In addition, our financial aid programs must go beyond tuition expenses to consider the entire cost of attendance. Providing aid to low-income students for non-tuition costs, such as transportation, books, food, and housing is critical for both decreasing student homelessness rates and closing the achievement gap. Despite California’s generous financial aid program, the most any 2016-17 Cal Grant recipient living in poverty will get for non-tuition costs is $1,670--a paltry amount that, had it kept pace with inflation, would be worth more than $6,000 today. Bolstering this Cal Grant “access award” would provide better assurance that college students don't go hungry and have a reliable place to sleep at night, as a Coalition of more than 20 diverse organizations have supported.

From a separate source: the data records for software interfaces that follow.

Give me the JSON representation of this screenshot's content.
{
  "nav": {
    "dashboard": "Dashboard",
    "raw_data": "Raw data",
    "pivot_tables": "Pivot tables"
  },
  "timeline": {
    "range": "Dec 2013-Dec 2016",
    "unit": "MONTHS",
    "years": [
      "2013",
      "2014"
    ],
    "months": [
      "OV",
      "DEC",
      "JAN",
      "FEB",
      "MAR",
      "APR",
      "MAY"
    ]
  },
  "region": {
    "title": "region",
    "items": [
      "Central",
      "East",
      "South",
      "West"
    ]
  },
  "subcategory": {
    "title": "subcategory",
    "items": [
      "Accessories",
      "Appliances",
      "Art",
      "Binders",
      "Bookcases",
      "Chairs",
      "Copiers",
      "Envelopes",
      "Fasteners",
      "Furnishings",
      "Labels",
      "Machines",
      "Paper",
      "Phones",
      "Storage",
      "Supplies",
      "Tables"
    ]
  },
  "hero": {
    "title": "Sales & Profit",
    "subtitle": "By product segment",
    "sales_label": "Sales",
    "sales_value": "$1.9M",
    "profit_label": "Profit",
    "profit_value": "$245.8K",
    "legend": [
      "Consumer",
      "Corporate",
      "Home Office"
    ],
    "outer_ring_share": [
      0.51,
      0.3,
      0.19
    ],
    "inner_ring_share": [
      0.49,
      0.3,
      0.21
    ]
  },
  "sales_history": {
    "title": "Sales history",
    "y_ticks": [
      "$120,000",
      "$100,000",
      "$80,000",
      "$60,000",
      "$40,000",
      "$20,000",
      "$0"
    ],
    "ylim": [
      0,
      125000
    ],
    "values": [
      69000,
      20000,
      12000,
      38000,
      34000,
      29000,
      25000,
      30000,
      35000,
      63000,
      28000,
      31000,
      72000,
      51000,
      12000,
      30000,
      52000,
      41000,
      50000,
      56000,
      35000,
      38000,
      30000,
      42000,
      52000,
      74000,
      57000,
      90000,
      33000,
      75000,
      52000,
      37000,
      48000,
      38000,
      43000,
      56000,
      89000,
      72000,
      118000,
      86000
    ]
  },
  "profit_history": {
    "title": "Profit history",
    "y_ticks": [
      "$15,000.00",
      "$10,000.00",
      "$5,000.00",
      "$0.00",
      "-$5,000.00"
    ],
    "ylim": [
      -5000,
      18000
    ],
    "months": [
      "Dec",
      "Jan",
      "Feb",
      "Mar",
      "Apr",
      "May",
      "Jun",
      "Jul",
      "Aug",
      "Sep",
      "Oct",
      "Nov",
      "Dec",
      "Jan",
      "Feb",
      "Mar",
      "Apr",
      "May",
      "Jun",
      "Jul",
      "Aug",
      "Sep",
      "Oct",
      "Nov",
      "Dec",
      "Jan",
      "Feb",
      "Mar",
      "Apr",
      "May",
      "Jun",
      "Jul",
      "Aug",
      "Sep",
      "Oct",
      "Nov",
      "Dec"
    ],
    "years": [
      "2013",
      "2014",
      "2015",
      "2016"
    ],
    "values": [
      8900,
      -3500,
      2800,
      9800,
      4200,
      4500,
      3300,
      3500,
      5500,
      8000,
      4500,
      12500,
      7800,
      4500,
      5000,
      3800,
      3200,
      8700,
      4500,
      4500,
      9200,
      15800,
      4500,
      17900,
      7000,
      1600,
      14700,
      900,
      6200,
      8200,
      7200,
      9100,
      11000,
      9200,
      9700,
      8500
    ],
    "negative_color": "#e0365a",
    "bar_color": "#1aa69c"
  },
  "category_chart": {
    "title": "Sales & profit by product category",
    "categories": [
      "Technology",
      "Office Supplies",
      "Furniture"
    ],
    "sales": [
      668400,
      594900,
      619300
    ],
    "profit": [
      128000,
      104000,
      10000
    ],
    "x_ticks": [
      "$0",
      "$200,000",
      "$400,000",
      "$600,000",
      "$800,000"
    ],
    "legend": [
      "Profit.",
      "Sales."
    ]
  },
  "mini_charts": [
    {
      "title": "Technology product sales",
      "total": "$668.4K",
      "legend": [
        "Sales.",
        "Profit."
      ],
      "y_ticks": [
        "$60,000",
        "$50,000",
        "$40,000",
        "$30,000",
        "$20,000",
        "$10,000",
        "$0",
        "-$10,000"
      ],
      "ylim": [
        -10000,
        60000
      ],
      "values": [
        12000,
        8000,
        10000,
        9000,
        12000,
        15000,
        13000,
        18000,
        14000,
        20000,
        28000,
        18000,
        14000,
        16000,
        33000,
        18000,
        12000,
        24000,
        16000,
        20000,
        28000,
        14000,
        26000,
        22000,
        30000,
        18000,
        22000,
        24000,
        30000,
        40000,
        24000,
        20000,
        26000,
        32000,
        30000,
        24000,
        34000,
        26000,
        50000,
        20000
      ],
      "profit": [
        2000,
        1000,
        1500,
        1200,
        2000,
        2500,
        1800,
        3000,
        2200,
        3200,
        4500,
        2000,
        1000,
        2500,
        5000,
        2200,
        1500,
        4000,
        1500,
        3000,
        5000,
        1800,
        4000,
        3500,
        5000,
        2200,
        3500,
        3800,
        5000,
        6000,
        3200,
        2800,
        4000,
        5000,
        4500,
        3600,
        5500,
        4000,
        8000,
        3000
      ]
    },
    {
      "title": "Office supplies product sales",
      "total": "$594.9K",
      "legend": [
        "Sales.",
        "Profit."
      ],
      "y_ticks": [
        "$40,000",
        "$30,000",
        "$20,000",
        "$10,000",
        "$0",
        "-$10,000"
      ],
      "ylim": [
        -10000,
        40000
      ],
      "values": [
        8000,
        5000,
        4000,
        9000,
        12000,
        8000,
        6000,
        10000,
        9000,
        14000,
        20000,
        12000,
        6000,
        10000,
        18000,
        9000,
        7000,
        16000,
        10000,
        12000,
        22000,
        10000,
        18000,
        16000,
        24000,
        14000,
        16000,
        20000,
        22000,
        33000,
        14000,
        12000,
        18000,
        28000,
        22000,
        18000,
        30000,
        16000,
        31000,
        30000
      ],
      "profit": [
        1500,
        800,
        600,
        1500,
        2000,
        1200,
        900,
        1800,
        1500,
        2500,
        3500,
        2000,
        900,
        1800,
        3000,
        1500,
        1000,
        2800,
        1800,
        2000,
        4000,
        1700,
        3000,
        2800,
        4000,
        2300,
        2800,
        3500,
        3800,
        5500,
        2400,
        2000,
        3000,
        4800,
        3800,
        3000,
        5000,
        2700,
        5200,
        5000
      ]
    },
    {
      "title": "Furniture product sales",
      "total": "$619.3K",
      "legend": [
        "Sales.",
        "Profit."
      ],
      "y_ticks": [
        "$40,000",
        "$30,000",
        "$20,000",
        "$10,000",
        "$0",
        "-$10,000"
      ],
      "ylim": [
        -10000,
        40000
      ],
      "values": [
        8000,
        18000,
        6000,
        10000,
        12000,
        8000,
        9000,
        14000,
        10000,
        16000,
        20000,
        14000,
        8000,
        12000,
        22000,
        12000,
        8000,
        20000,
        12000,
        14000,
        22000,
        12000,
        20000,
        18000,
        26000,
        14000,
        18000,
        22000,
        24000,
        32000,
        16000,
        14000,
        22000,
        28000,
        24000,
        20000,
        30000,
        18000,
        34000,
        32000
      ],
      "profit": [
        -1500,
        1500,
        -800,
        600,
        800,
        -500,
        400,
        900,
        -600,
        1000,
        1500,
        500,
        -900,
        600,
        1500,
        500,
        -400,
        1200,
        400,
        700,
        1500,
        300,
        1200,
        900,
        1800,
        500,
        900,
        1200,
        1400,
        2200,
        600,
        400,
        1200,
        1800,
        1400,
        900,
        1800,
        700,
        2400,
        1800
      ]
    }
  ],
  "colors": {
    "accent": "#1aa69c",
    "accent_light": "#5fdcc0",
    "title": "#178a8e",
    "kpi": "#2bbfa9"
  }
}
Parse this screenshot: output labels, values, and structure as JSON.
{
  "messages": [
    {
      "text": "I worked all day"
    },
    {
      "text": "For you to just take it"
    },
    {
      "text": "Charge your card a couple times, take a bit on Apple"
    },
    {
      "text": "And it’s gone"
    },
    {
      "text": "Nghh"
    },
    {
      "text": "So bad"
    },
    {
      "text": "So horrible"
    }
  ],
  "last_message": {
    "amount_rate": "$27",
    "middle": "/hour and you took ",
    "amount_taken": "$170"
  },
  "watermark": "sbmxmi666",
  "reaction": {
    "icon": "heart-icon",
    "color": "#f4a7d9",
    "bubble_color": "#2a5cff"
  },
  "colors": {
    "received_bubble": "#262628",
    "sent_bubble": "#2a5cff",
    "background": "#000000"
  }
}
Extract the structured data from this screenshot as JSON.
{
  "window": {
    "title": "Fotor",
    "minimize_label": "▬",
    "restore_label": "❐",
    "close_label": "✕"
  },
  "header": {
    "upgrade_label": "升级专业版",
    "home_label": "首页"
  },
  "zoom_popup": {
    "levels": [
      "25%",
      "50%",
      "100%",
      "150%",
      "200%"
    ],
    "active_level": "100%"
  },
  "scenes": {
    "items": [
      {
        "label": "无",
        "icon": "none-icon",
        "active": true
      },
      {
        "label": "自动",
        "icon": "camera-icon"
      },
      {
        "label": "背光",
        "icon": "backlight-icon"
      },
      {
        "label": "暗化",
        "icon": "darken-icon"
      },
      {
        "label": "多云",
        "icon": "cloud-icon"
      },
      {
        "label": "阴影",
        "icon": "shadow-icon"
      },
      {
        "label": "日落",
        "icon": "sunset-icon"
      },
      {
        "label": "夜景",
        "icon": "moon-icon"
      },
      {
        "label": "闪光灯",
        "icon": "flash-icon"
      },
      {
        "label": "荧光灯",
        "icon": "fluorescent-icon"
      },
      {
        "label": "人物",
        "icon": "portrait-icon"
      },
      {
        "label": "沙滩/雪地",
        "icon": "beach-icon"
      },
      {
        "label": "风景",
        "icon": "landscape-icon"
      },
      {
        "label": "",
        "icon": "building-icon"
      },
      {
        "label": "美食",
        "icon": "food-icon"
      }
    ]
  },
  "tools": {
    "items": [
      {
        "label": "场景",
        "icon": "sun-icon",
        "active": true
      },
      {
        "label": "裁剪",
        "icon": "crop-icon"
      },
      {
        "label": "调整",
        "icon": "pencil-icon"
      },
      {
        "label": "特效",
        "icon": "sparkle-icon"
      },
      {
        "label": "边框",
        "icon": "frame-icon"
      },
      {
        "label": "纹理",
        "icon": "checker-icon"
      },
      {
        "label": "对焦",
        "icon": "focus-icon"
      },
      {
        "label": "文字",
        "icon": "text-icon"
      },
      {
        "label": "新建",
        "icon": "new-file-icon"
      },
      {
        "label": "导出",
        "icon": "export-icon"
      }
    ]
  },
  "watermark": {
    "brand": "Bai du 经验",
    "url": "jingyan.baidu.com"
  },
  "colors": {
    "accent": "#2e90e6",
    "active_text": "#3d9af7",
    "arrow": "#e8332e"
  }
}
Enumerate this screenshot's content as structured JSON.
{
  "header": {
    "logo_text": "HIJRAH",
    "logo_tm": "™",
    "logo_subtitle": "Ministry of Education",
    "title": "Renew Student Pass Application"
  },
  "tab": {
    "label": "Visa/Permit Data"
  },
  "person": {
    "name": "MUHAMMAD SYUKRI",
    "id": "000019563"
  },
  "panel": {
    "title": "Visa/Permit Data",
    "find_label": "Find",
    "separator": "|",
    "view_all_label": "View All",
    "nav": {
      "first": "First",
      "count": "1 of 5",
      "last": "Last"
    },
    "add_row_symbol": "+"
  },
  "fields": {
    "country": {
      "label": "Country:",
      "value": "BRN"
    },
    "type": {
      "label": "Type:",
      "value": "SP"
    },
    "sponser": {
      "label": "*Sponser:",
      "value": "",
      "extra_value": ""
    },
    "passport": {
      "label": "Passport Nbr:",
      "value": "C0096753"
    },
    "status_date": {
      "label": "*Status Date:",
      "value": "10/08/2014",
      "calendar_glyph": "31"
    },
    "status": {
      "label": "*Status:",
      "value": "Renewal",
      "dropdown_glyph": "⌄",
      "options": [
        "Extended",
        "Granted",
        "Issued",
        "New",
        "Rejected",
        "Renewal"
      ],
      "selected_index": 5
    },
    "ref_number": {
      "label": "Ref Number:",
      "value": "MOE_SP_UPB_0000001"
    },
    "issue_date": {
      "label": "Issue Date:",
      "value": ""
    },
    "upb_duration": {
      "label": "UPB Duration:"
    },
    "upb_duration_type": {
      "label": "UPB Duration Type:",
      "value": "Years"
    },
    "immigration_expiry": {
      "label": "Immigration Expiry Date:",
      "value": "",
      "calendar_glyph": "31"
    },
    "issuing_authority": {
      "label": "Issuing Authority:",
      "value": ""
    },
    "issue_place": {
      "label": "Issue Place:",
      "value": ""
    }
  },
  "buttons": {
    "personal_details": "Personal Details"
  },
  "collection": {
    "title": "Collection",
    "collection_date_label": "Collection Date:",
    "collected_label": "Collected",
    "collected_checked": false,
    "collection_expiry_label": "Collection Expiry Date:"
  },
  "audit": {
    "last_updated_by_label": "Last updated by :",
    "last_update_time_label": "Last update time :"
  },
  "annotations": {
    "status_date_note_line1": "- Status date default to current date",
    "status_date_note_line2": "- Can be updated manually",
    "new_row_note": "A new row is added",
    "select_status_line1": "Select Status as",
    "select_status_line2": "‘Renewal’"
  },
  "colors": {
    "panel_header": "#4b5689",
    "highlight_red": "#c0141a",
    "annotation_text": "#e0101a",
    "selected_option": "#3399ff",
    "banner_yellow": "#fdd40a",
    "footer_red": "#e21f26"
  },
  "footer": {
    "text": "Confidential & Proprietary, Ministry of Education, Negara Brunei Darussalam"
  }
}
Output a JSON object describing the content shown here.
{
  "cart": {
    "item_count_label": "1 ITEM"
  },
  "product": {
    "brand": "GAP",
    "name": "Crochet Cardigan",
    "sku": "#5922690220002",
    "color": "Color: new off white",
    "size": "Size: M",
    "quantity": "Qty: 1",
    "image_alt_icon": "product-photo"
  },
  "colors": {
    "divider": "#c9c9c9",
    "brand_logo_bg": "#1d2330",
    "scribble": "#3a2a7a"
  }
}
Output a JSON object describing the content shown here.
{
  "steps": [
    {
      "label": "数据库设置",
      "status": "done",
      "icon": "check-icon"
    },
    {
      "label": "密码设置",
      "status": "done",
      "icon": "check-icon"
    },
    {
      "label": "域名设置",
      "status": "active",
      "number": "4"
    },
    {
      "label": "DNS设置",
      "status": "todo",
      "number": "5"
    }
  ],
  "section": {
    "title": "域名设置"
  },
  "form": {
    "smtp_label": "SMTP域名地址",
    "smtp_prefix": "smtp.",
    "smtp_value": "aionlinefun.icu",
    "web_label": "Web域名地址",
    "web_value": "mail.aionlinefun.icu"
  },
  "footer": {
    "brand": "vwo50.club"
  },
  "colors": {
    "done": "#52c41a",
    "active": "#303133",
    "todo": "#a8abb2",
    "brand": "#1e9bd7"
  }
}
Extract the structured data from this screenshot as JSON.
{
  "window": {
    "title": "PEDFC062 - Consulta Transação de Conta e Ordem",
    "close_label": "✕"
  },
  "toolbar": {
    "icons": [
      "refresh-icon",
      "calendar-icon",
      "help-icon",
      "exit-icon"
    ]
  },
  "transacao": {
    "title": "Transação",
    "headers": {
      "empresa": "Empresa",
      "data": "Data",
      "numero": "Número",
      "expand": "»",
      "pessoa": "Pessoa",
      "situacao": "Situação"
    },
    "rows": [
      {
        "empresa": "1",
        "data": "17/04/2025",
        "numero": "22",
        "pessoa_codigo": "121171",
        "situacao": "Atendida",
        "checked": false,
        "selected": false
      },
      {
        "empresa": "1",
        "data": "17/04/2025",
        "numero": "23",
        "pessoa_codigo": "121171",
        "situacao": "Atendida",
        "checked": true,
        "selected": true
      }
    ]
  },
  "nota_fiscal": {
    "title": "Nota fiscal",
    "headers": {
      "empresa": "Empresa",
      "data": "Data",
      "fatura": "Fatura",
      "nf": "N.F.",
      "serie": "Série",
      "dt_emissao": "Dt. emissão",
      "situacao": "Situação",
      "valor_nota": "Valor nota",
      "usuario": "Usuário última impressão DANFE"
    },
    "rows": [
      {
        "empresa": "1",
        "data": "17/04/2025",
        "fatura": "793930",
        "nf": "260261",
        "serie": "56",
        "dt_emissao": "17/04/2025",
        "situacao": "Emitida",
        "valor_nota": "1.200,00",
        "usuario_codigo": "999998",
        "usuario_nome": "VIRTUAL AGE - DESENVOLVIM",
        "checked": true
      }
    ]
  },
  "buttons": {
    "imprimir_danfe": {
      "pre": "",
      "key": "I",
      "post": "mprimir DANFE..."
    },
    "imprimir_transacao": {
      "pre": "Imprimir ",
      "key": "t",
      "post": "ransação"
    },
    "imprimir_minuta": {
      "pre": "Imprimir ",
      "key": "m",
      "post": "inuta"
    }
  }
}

Finally, colleges can also work to remove on-campus barriers via public service campaigns that explain what qualifies as displacement and what resources, like emergency on- and off-campus housing, are available to students experiencing housing crises. Colleges should feel an urgency in removing the stigma around housing instability so that these students are able to succeed, in addition to providing a safe and informative space for homeless or near homeless students.
We applaud CSU for seeking to better understand an underserved and overlooked population. This is the first step toward ensuring that students have access to support services that enable them to succeed in college. It is now time for all parts of our postsecondary education system to rise to the same challenge